_What is being asked_: Produce a verbatim copy of the lines from the one holding "Transcribe this image's" through the last line of the listing, and nothing else.

Records START

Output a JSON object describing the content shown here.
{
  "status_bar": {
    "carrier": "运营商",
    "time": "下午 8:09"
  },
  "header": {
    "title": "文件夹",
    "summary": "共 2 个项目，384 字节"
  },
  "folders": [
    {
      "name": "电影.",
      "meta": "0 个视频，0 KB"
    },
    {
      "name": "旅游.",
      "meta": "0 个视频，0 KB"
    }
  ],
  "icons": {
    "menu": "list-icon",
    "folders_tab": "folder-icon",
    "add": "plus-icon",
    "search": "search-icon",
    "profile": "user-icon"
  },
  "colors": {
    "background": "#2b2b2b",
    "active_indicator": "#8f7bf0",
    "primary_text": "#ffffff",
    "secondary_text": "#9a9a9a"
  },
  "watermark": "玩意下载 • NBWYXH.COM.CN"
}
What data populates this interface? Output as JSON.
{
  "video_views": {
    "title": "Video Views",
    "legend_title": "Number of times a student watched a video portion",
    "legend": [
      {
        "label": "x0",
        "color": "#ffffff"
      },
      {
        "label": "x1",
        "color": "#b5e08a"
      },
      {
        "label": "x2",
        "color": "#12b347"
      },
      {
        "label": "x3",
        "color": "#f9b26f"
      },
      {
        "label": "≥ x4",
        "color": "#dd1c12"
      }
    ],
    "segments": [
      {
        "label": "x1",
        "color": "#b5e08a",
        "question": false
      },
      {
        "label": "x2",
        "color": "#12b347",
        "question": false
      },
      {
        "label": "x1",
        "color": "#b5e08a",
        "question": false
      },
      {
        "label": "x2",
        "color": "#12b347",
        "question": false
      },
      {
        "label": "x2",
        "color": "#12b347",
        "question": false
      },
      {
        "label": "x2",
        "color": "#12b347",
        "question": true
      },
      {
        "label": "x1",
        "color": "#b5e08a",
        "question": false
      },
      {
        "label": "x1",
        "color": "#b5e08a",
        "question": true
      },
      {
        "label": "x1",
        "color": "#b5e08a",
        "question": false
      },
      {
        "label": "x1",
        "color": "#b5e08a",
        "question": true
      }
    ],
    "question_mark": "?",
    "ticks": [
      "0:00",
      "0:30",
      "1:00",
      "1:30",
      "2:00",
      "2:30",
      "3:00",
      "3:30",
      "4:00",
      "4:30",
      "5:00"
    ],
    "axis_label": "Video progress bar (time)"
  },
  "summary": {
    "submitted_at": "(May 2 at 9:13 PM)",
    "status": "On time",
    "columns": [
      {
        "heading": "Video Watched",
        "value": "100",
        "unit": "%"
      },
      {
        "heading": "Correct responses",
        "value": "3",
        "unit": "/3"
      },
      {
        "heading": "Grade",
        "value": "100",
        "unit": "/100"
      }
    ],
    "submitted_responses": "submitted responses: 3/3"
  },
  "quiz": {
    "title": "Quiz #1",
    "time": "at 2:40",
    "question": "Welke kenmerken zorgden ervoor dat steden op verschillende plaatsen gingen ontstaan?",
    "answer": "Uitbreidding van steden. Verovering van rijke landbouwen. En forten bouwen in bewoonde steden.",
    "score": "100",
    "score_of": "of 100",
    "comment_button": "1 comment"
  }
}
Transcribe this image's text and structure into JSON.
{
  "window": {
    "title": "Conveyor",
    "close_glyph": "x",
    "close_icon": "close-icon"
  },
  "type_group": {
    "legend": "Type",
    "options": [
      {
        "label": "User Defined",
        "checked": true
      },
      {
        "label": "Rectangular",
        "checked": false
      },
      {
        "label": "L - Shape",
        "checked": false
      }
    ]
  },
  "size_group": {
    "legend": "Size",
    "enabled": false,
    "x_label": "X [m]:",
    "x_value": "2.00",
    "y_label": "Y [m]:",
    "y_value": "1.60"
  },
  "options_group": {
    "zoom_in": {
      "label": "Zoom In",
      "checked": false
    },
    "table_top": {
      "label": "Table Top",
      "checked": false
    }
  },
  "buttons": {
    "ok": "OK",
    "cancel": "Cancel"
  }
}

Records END

_Response box_:
Transcribe this image's text and structure into JSON.
{
  "window": {
    "title": "Conveyor",
    "close_glyph": "x",
    "close_icon": "close-icon"
  },
  "type_group": {
    "legend": "Type",
    "options": [
      {
        "label": "User Defined",
        "checked": true
      },
      {
        "label": "Rectangular",
        "checked": false
      },
      {
        "label": "L - Shape",
        "checked": false
      }
    ]
  },
  "size_group": {
    "legend": "Size",
    "enabled": false,
    "x_label": "X [m]:",
    "x_value": "2.00",
    "y_label": "Y [m]:",
    "y_value": "1.60"
  },
  "options_group": {
    "zoom_in": {
      "label": "Zoom In",
      "checked": false
    },
    "table_top": {
      "label": "Table Top",
      "checked": false
    }
  },
  "buttons": {
    "ok": "OK",
    "cancel": "Cancel"
  }
}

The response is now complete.